Some composers mistake visual gimmickry and technological gadgetry for artistic substance. At Los Angeles Contemporary Exhibitions downtown on Friday evening, a passel of new electronic works received first hearings. The listener, alas, went home having heard little of real merit.
Take, for example, "Shredder" by Charles Buel. Though the program notes told us that the recorded sounds included scrambled chord progressions from Bach's music, instrumental, environmental and synthesized sounds, the effect was a repetitive barrage of characterless noise. Over this, Buel and Nicole Dillenberg read, from note cards, a number of real or made-up confessions which varied from innocuous to repulsive. And the pair performed such theatrical acts as chopping wood and attempting to ignite a dummy in a coffin. The work elicited some laughter, but hardly enough to call it a comedy piece.
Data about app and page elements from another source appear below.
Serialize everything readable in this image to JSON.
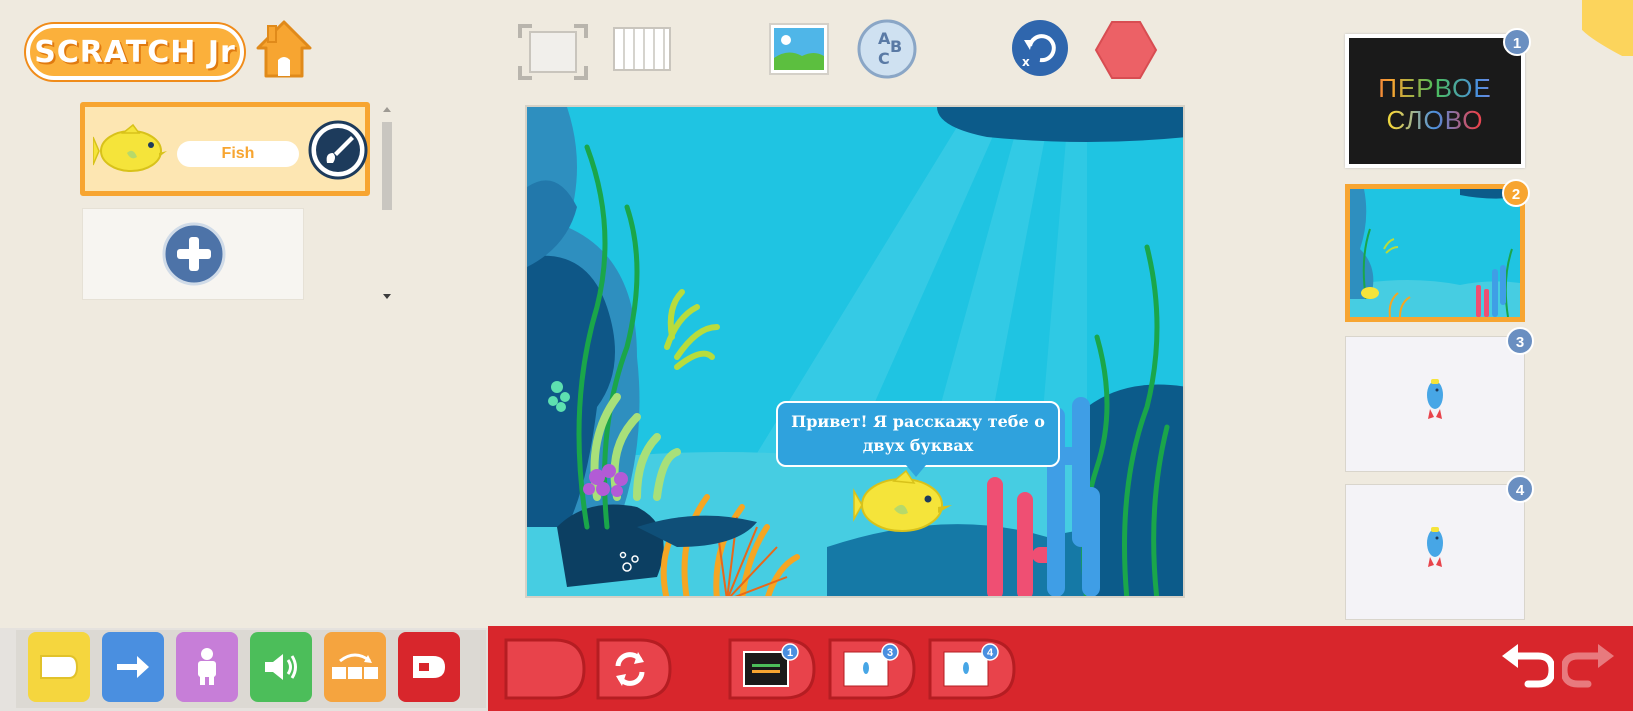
{
  "app": {
    "logo_text": "SCRATCH Jr",
    "brand_color": "#f7a531"
  },
  "toolbar": {
    "icons": [
      "home-icon",
      "fullscreen-icon",
      "grid-icon",
      "background-icon",
      "text-abc-icon",
      "reset-characters-icon",
      "stop-icon"
    ]
  },
  "sprites": {
    "items": [
      {
        "name": "Fish",
        "icon": "yellow-fish-icon",
        "selected": true
      }
    ],
    "add_icon": "plus-icon",
    "paint_icon": "paintbrush-icon"
  },
  "stage": {
    "speech_text": "Привет! Я расскажу тебе о двух буквах",
    "background": "underwater"
  },
  "pages": {
    "items": [
      {
        "number": "1",
        "title_line1": "ПЕРВОЕ",
        "title_line2": "СЛОВО"
      },
      {
        "number": "2",
        "selected": true
      },
      {
        "number": "3"
      },
      {
        "number": "4"
      }
    ]
  },
  "palette": {
    "categories": [
      {
        "name": "triggering",
        "color": "#f5d63e",
        "icon": "flag-block-icon"
      },
      {
        "name": "motion",
        "color": "#4a8fe0",
        "icon": "arrow-right-icon"
      },
      {
        "name": "looks",
        "color": "#c77ed8",
        "icon": "person-icon"
      },
      {
        "name": "sound",
        "color": "#4cbe5a",
        "icon": "speaker-icon"
      },
      {
        "name": "control",
        "color": "#f5a43f",
        "icon": "control-icon"
      },
      {
        "name": "end",
        "color": "#d8262c",
        "icon": "end-block-icon"
      }
    ],
    "end_blocks": [
      {
        "name": "end-block",
        "icon": "end-icon"
      },
      {
        "name": "repeat-forever-block",
        "icon": "repeat-forever-icon"
      },
      {
        "name": "go-to-page-1",
        "page": "1"
      },
      {
        "name": "go-to-page-3",
        "page": "3"
      },
      {
        "name": "go-to-page-4",
        "page": "4"
      }
    ],
    "undo_icon": "undo-icon",
    "redo_icon": "redo-icon"
  }
}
Less grandiose but no less puerile were a set of works by Mark Wheaton, whose rock background and fluency with modern performance technology were evident. Unfortunately, these artistically sophomoric works relied on props and special effects to maintain interest.
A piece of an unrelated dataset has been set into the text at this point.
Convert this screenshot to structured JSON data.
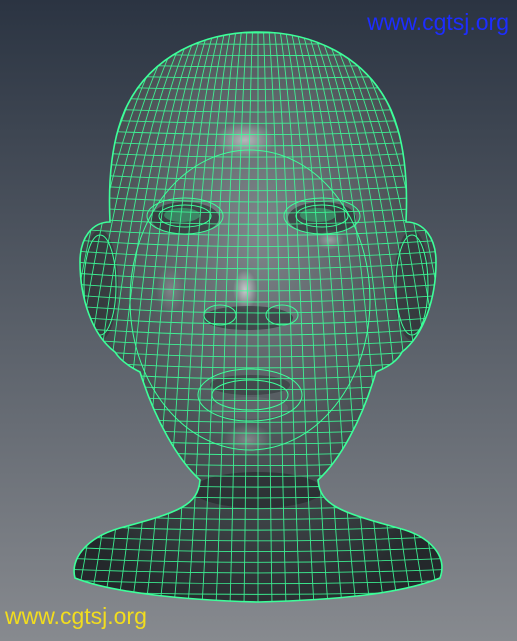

Two improvisatory guitar works by James McAuley showed considerably more substance, but the digressive rambles exhibited little organizational unity. On the other hand, his "Booming Baby," for tape and megalyra (a six-foot-long zither), was a delight for anyone who enjoys the sound of a crying baby, amplified and distorted.
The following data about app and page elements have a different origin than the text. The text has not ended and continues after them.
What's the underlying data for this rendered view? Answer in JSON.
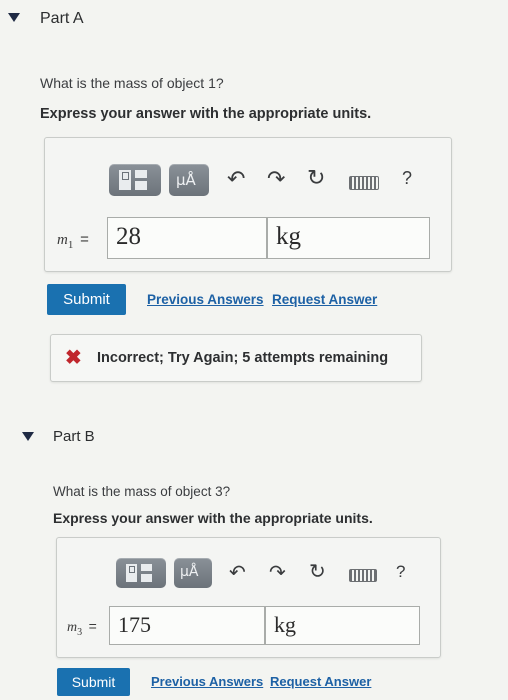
{
  "part_a": {
    "title": "Part A",
    "question": "What is the mass of object 1?",
    "instruction": "Express your answer with the appropriate units.",
    "toolbar": {
      "units_label": "μÅ",
      "help_label": "?"
    },
    "variable": "m",
    "subscript": "1",
    "equals": "=",
    "value": "28",
    "unit": "kg",
    "submit_label": "Submit",
    "previous_answers_label": "Previous Answers",
    "request_answer_label": "Request Answer",
    "feedback": {
      "icon": "x-icon",
      "text": "Incorrect; Try Again; 5 attempts remaining",
      "color": "#c0272d"
    }
  },
  "part_b": {
    "title": "Part B",
    "question": "What is the mass of object 3?",
    "instruction": "Express your answer with the appropriate units.",
    "toolbar": {
      "units_label": "μÅ",
      "help_label": "?"
    },
    "variable": "m",
    "subscript": "3",
    "equals": "=",
    "value": "175",
    "unit": "kg",
    "submit_label": "Submit",
    "previous_answers_label": "Previous Answers",
    "request_answer_label": "Request Answer"
  },
  "colors": {
    "accent": "#1a71b0",
    "link": "#1d61a5",
    "error": "#c0272d"
  }
}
Not surprisingly, the work least reliant on novelty proved the most attractive. In the folk/New Age-style "Shuffling, Shivering," composer Elise Kermani sang her own ingenuous text over a relatively static electronic background and Harry Gilbert's sensitive cello playing. Engaging, too, was Kermani's "Spiral" in which computer-altered words accompanied Renee Tinnell's erotic dance movements.